So, even with better speeds, the 760 seems marginally behind the 660 Ti and 670 when it comes to shading or texturing. As you might expect, given the price difference, the 770 is significantly ahead of all these chips, offering an eye-popping fill-rate of 138.9GTps.
The 760 fares better when it comes to memory performance. The 760, 670 and 660 Ti all come with 2GB of GDDR5 memory, and they also have the same 1.5GHz memory clock speed - which increases to an effective 6GHz when the quadrupling capabilities of the GDDR5 memory is taken into account.
However, the 660 Ti is saddled with that 192-bit memory interface, whereas the others luxuriate at 256-bit. As a result, the 760's memory bandwidth of 192.3GBps matches that of the 670, and comfortably destroys the 660 Ti's figure of 144.2GBps.
The 770 is in a class of its own here, using its amazing 7GHz memory clock to produce a stunning bandwidth of 224GBps. All the same, the 760's 192.3GBps looks pretty good, given its low price tag - it outstrips the only other card within striking distance of it on price.
At this point, we should probably bring in the AMD competition - namely, the 7950. The handy Asus and Gigabyte cards based on this chip have very similar specifications, including a larger 384-bit memory interface, 112 texture units, a core speed of 900MHz, and a 1.25GHz memory clock (5GHz effective).
All of this amounts to a very impressive memory bandwidth figure of 240GBps, and a rather more modest texture fill rate of 100.8GTps. The AMD card comes with an impressive 3GB of memory, half as much again as the 2GB of the nVidia GTX 760, 670 and 660 Ti. It does cost around £270, though, so is very much more expensive than the 760 - indeed, it costs more even than the typical 670.
The truth, as is often the case, isn't fully revealed until we get to real-world gaming scores. And here the news is rather good for the 760. In most cases it manages to keep to within a couple of frames of the vastly more expensive 670.
The not too dissimilarly priced 660 Ti, by contrast, is a significant distance behind, as is the rather expensive 7950.

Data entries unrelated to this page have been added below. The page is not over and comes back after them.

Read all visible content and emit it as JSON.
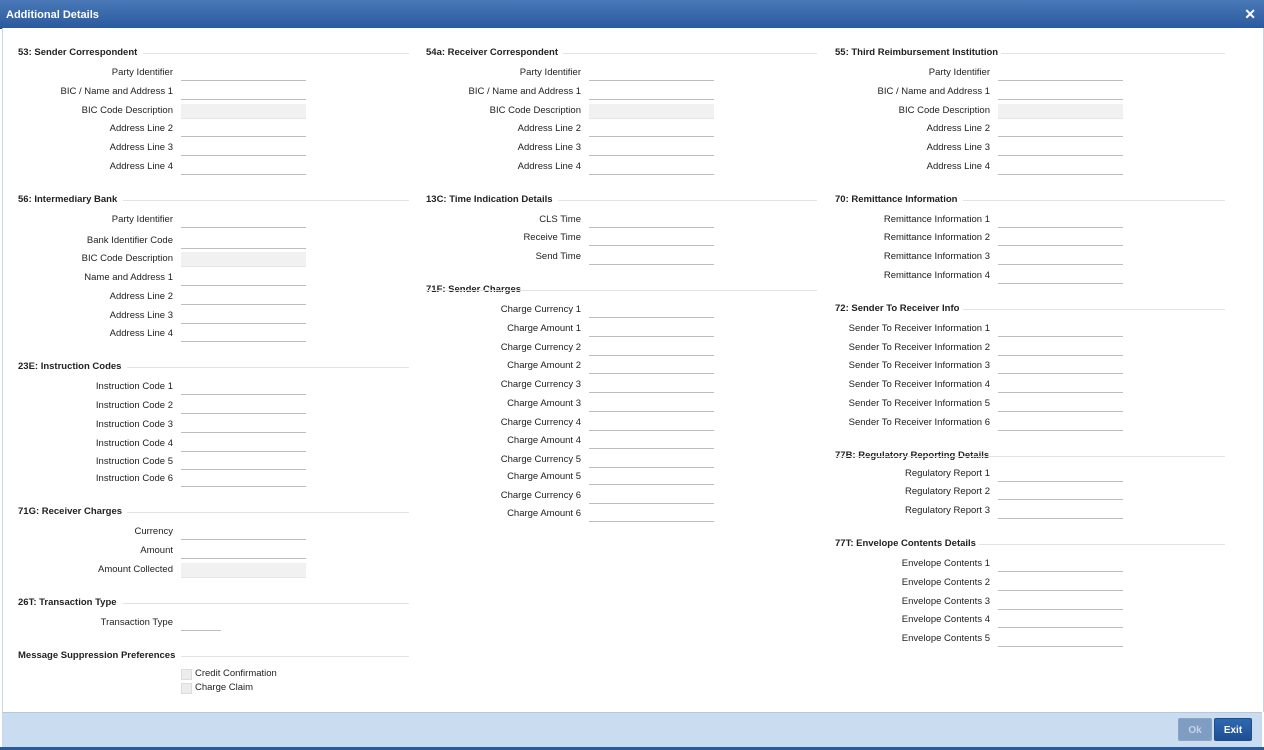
{
  "window": {
    "title": "Additional Details"
  },
  "sections": {
    "s53": {
      "title": "53: Sender Correspondent",
      "fields": [
        "Party Identifier",
        "BIC / Name and Address 1",
        "BIC Code Description",
        "Address Line 2",
        "Address Line 3",
        "Address Line 4"
      ]
    },
    "s54a": {
      "title": "54a: Receiver Correspondent",
      "fields": [
        "Party Identifier",
        "BIC / Name and Address 1",
        "BIC Code Description",
        "Address Line 2",
        "Address Line 3",
        "Address Line 4"
      ]
    },
    "s55": {
      "title": "55: Third Reimbursement Institution",
      "fields": [
        "Party Identifier",
        "BIC / Name and Address 1",
        "BIC Code Description",
        "Address Line 2",
        "Address Line 3",
        "Address Line 4"
      ]
    },
    "s56": {
      "title": "56: Intermediary Bank",
      "fields": [
        "Party Identifier",
        "Bank Identifier Code",
        "BIC Code Description",
        "Name and Address 1",
        "Address Line 2",
        "Address Line 3",
        "Address Line 4"
      ]
    },
    "s13c": {
      "title": "13C: Time Indication Details",
      "fields": [
        "CLS Time",
        "Receive Time",
        "Send Time"
      ]
    },
    "s70": {
      "title": "70: Remittance Information",
      "fields": [
        "Remittance Information 1",
        "Remittance Information 2",
        "Remittance Information 3",
        "Remittance Information 4"
      ]
    },
    "s71f": {
      "title": "71F: Sender Charges",
      "fields": [
        "Charge Currency 1",
        "Charge Amount 1",
        "Charge Currency 2",
        "Charge Amount 2",
        "Charge Currency 3",
        "Charge Amount 3",
        "Charge Currency 4",
        "Charge Amount 4",
        "Charge Currency 5",
        "Charge Amount 5",
        "Charge Currency 6",
        "Charge Amount 6"
      ]
    },
    "s72": {
      "title": "72: Sender To Receiver Info",
      "fields": [
        "Sender To Receiver Information 1",
        "Sender To Receiver Information 2",
        "Sender To Receiver Information 3",
        "Sender To Receiver Information 4",
        "Sender To Receiver Information 5",
        "Sender To Receiver Information 6"
      ]
    },
    "s23e": {
      "title": "23E: Instruction Codes",
      "fields": [
        "Instruction Code 1",
        "Instruction Code 2",
        "Instruction Code 3",
        "Instruction Code 4",
        "Instruction Code 5",
        "Instruction Code 6"
      ]
    },
    "s77b": {
      "title": "77B: Regulatory Reporting Details",
      "fields": [
        "Regulatory Report 1",
        "Regulatory Report 2",
        "Regulatory Report 3"
      ]
    },
    "s71g": {
      "title": "71G: Receiver Charges",
      "fields": [
        "Currency",
        "Amount",
        "Amount Collected"
      ]
    },
    "s77t": {
      "title": "77T: Envelope Contents Details",
      "fields": [
        "Envelope Contents 1",
        "Envelope Contents 2",
        "Envelope Contents 3",
        "Envelope Contents 4",
        "Envelope Contents 5"
      ]
    },
    "s26t": {
      "title": "26T: Transaction Type",
      "fields": [
        "Transaction Type"
      ]
    },
    "msp": {
      "title": "Message Suppression Preferences",
      "checkboxes": [
        "Credit Confirmation",
        "Charge Claim"
      ]
    }
  },
  "footer": {
    "ok_label": "Ok",
    "exit_label": "Exit"
  }
}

In Crysis 3, the 760 scored 33.8 and 18.7 fps at resolutions of 1920 x 1080 and 2560 x 1440 respectively. This is only marginally behind the 670, which notched up figures of 34.8 and 19.8 fps.
The 660 Ti and Radeon 7950 are a significant distance behind, on 30.4/15.6 fps and 28.6/15.5 fps respectively.
In Bioshock Infinite Rage, the 760 was a whole 2.3 fps behind the 670 at 1920 x 1200, notching up 59.9 fps to the 670's 62.2 fps. It was 2.2 fps behind at 2560 x 1600, scoring 34.7 fps to the 670's 36.9 fps.
The 660 Ti and Radeon 7950 were, again, several frames adrift, scoring 55.1/29.5 fps and 52.7/26.4 fps respectively.
In Stalker Call of Pripyat, it was a similar story again, the 760's scores of 77.8/55.6fps once more only marginally behind the 670's 79.2/57.1 fps, while the 660 Ti and Radeon 7950 were substantially behind on 72.6/49.9 fps and 70.4/46.1 fps.
The 770 was particularly notable for pushing up power requirements, reversing the recent trend in graphics cards of tumbling TDPs. The 760, though, at least matches the 670's 170-watt TDP, the reduction in SMXes compensating for the higher speeds.
Theoretically, we could say that 170 watt is an increase, as the 660 Ti - which you could see as the chip replaced by the new 760 - has a figure of ‘just’ 150 watt.
Nonetheless, given that the 760 is noticeably faster than the 660 Ti, and gets very close indeed to the 670 on gaming figures, we're not going to complain too much.
In practise, we found that the 760 did actually consume less power than the 670, but only in the order of 3-4 watt. It was a similar gap back to the 660 Ti, making these three cards reasonably close on actual power output.
Surprisingly, the 760 wasn't any quieter than the 770 we tested, notching up the same noise levels. This made the 670 marginally louder, with the 660 Ti itself a decibel or so quieter than the 760.